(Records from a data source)
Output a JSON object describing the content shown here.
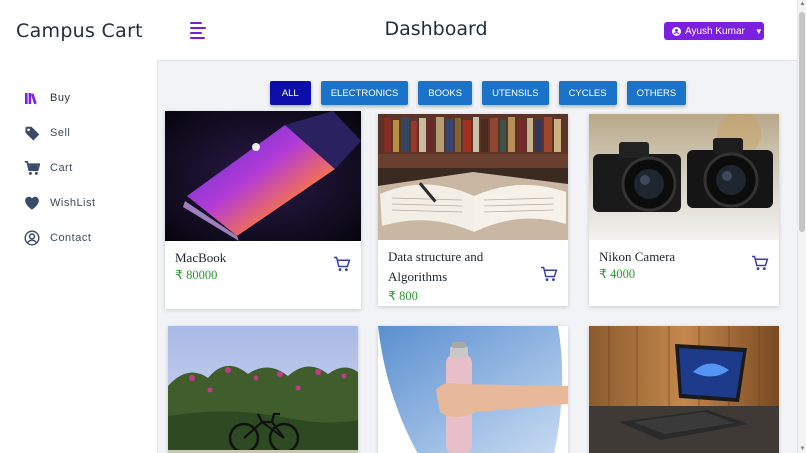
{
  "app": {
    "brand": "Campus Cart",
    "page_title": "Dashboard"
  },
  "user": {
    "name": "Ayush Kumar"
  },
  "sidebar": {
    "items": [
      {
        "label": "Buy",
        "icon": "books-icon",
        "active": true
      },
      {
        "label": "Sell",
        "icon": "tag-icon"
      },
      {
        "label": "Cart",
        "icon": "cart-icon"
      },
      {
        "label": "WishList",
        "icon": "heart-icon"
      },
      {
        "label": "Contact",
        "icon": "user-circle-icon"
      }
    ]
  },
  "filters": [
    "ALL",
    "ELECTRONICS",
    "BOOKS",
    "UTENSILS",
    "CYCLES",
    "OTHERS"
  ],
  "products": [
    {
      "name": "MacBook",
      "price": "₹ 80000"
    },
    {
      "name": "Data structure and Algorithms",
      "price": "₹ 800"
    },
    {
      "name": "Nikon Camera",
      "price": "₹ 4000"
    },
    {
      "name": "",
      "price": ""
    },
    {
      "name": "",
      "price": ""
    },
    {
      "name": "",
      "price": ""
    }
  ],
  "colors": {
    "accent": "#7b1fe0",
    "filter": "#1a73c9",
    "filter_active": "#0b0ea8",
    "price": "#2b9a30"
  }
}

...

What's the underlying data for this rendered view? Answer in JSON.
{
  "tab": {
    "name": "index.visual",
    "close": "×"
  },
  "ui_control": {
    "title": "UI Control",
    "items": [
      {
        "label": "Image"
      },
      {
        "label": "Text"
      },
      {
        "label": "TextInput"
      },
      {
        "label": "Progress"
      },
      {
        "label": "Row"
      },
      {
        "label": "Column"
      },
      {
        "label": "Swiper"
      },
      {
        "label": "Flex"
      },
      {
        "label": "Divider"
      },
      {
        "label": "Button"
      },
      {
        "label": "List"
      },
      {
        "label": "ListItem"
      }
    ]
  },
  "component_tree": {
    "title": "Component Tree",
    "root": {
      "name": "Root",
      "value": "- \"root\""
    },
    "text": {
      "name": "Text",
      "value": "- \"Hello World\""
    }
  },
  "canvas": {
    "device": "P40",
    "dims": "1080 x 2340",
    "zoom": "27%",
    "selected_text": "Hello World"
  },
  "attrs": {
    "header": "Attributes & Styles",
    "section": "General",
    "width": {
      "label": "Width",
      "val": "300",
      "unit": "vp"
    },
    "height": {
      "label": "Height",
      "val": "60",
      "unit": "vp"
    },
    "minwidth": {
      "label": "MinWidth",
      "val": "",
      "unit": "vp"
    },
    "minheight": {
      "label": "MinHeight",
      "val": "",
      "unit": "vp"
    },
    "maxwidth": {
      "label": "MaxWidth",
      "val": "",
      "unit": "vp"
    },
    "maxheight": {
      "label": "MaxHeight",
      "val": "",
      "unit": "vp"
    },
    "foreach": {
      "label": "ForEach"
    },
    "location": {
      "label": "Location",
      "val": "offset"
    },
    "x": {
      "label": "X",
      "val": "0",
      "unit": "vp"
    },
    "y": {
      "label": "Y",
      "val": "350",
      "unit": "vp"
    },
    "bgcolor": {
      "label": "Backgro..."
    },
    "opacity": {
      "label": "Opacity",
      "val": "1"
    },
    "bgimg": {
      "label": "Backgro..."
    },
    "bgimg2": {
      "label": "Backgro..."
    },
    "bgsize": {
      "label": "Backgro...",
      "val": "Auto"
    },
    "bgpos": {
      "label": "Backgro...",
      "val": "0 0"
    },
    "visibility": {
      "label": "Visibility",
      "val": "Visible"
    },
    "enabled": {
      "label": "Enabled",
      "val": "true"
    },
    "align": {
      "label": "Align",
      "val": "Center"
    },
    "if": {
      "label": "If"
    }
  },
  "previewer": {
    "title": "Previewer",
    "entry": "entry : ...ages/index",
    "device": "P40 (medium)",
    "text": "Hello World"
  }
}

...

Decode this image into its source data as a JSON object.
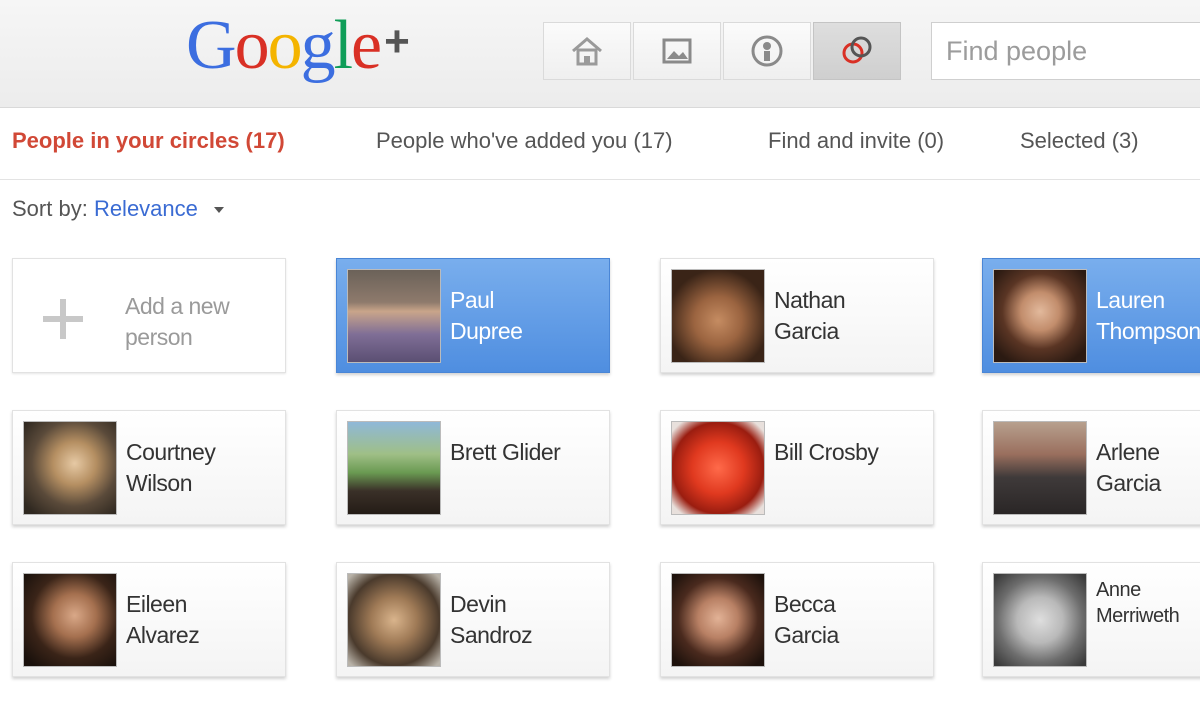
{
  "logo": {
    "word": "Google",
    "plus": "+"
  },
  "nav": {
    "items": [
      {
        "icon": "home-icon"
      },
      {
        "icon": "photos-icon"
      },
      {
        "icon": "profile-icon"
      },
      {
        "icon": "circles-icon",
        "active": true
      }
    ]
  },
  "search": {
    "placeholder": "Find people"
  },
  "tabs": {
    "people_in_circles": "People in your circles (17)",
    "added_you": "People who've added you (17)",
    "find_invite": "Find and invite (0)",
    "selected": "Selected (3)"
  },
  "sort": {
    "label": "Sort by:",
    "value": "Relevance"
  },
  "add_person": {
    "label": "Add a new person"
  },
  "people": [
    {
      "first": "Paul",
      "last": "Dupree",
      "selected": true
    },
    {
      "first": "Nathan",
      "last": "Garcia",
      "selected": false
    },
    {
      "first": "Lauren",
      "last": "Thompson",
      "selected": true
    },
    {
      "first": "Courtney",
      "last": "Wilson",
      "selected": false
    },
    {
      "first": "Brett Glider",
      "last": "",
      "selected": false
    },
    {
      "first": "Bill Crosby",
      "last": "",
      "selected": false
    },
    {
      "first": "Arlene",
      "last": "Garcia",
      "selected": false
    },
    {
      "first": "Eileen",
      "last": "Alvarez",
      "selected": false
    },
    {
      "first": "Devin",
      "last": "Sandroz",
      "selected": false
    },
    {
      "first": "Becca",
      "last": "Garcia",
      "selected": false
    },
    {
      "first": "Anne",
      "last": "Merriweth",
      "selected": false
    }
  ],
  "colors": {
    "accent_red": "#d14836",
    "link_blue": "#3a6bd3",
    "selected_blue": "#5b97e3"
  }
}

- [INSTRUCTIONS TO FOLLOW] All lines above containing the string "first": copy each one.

- [SOLUTION TO THIS EXERCISE]
      "first": "Paul",
      "first": "Nathan",
      "first": "Lauren",
      "first": "Courtney",
      "first": "Brett Glider",
      "first": "Bill Crosby",
      "first": "Arlene",
      "first": "Eileen",
      "first": "Devin",
      "first": "Becca",
      "first": "Anne",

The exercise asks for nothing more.